The same day a Langley teenager learned he secured a roster spot on his bantam hockey team, he was taken to hospital to deal with shortness of breath that had been plaguing him for a couple of weeks. The diagnosis came back cancer.
Markus Janssens began feeling a shortness of breath, but that wasn’t going to deter him from participating in the Langley Minor Hockey Association (LMHA) Bantam A2 hockey tryouts.
#RivNation our hockey community needs your help.
Markus Janssens, Langley Minor Hockey Player, was recently diagnosed with cancer.

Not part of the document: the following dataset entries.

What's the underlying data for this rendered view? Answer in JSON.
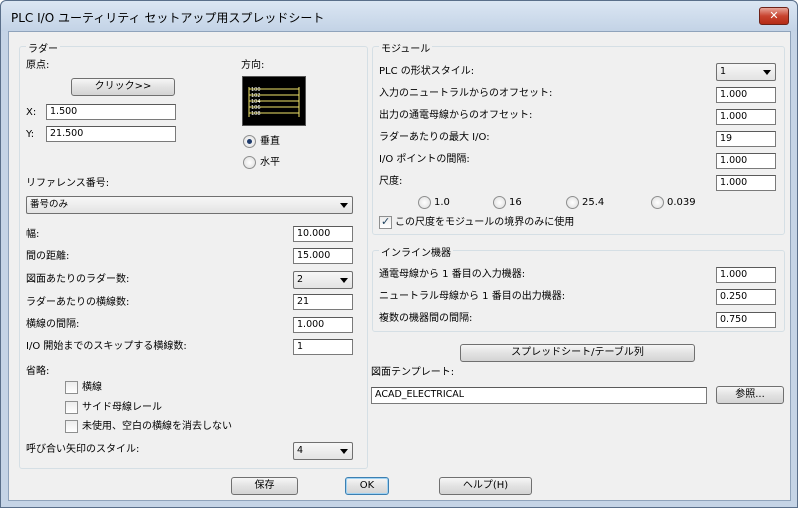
{
  "window": {
    "title": "PLC I/O ユーティリティ セットアップ用スプレッドシート",
    "close_glyph": "✕"
  },
  "ladder": {
    "group_label": "ラダー",
    "origin_label": "原点:",
    "click_button": "クリック>>",
    "x_label": "X:",
    "x_value": "1.500",
    "y_label": "Y:",
    "y_value": "21.500",
    "direction_label": "方向:",
    "vertical_label": "垂直",
    "horizontal_label": "水平",
    "reference_label": "リファレンス番号:",
    "reference_value": "番号のみ",
    "width_label": "幅:",
    "width_value": "10.000",
    "spacing_label": "間の距離:",
    "spacing_value": "15.000",
    "ladders_per_drawing_label": "図面あたりのラダー数:",
    "ladders_per_drawing_value": "2",
    "rungs_per_ladder_label": "ラダーあたりの横線数:",
    "rungs_per_ladder_value": "21",
    "rung_spacing_label": "横線の間隔:",
    "rung_spacing_value": "1.000",
    "skip_rungs_label": "I/O 開始までのスキップする横線数:",
    "skip_rungs_value": "1",
    "omit_label": "省略:",
    "omit_rungs_label": "横線",
    "omit_rails_label": "サイド母線レール",
    "omit_unused_label": "未使用、空白の横線を消去しない",
    "arrow_style_label": "呼び合い矢印のスタイル:",
    "arrow_style_value": "4"
  },
  "module": {
    "group_label": "モジュール",
    "plc_style_label": "PLC の形状スタイル:",
    "plc_style_value": "1",
    "input_offset_label": "入力のニュートラルからのオフセット:",
    "input_offset_value": "1.000",
    "output_offset_label": "出力の通電母線からのオフセット:",
    "output_offset_value": "1.000",
    "max_io_label": "ラダーあたりの最大 I/O:",
    "max_io_value": "19",
    "io_point_spacing_label": "I/O ポイントの間隔:",
    "io_point_spacing_value": "1.000",
    "scale_label": "尺度:",
    "scale_value": "1.000",
    "scale_options": [
      "1.0",
      "16",
      "25.4",
      "0.039"
    ],
    "scale_only_module_label": "この尺度をモジュールの境界のみに使用"
  },
  "inline": {
    "group_label": "インライン機器",
    "first_input_label": "通電母線から 1 番目の入力機器:",
    "first_input_value": "1.000",
    "first_output_label": "ニュートラル母線から 1 番目の出力機器:",
    "first_output_value": "0.250",
    "multi_spacing_label": "複数の機器間の間隔:",
    "multi_spacing_value": "0.750"
  },
  "spreadsheet_button": "スプレッドシート/テーブル列",
  "template": {
    "label": "図面テンプレート:",
    "value": "ACAD_ELECTRICAL",
    "browse_button": "参照..."
  },
  "footer": {
    "save": "保存",
    "ok": "OK",
    "help": "ヘルプ(H)"
  },
  "preview_ticks": [
    "100",
    "102",
    "104",
    "106",
    "108"
  ],
  "colors": {
    "accent": "#1d3a6b",
    "preview_line": "#f2e66a",
    "close": "#c8432f"
  }
}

The gofundme is to set up to help his family be at his side throughout his treatment.
Please, donate if you can.https://t.co/xqZHOdcCyD
— Langley Rivermen (@LangleyRivermen) September 28, 2019

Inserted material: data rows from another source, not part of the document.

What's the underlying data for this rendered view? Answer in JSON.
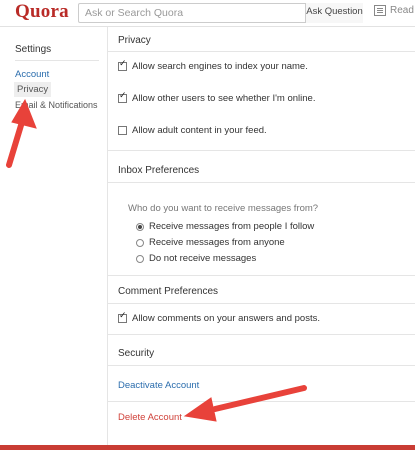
{
  "header": {
    "logo": "Quora",
    "search_placeholder": "Ask or Search Quora",
    "ask_button": "Ask Question",
    "read_label": "Read"
  },
  "sidebar": {
    "title": "Settings",
    "items": [
      {
        "label": "Account"
      },
      {
        "label": "Privacy"
      },
      {
        "label": "Email & Notifications"
      }
    ]
  },
  "privacy": {
    "title": "Privacy",
    "options": [
      {
        "label": "Allow search engines to index your name.",
        "checked": true
      },
      {
        "label": "Allow other users to see whether I'm online.",
        "checked": true
      },
      {
        "label": "Allow adult content in your feed.",
        "checked": false
      }
    ]
  },
  "inbox": {
    "title": "Inbox Preferences",
    "question": "Who do you want to receive messages from?",
    "options": [
      {
        "label": "Receive messages from people I follow",
        "selected": true
      },
      {
        "label": "Receive messages from anyone",
        "selected": false
      },
      {
        "label": "Do not receive messages",
        "selected": false
      }
    ]
  },
  "comments": {
    "title": "Comment Preferences",
    "option": {
      "label": "Allow comments on your answers and posts.",
      "checked": true
    }
  },
  "security": {
    "title": "Security",
    "deactivate": "Deactivate Account",
    "delete": "Delete Account"
  },
  "colors": {
    "brand": "#b92b27",
    "link": "#2b6dad",
    "danger": "#d0423a",
    "arrow": "#e8423a"
  }
}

On the same day the Grade 9 student learned he was selected for the team, his parents took him to the local hospital where he was admitted for what they suspected was pneumonia or a problem with his lungs.
Since then the LMHA started a GoFundMe campaign to help support the family.
Aaron Sproule, president of the association, shared how the family came to learn of the diagnosis in an open letter posted online on Friday.
“Unfortunately, Markus’ condition worsened throughout the course of the week and his lung collapsed,” said Sproule. “He was then transferred to the Vancouver Children’s Hospital where further tests revealed that the shortness of breath Markus was experiencing during try outs was caused by a large cancerous tumour above his heart.”
It was Sept. 18 when the family learned the real cause of the youth’s breathing problems.
“As you can imagine, the excitement Markus felt at the prospect of playing competitive hockey this year vanished with his diagnosis,” said Sproule, in the letter. “And I’m sure we can all appreciate that his family’s sense of normal has also been turned upside down.”
The funds raised will allow the family to focus on his care.
“Annika’s [Markus’ mom] leave of absence from work, combined with the daily hospital commuting and parking costs, has already begun to have a significant financial impact on the Janssens family,” said Sproule.
In less than one week the fundraise page has garnered nearly $25,000.
“Once we win this fight, we will never be the same in a good way and we will definitely be giving back however we can,” Annika wrote on the gofundme page. “I don’t wish this on anyone, but it is a path we will travel with as much joy and humility as we can and Markus will become a very wise man as a result of it.”
Sproule told the Langley Advance Times that Janssens returned home on Friday following treatment, but he doesn’t know if he will be attending school yet because he will be travelling back to Children’s Hospital.
“His battle with cancer will be far from over,” he said. “It’s anticipated that Markus’ cancer treatments will have to continue for a period of two to three years, with the hope that he may be cured.”
For updates on the Janssens’ condition or to make a donation visit https://www.gofundme.com/f/gn22uw-markus-janssens-needs-your-help.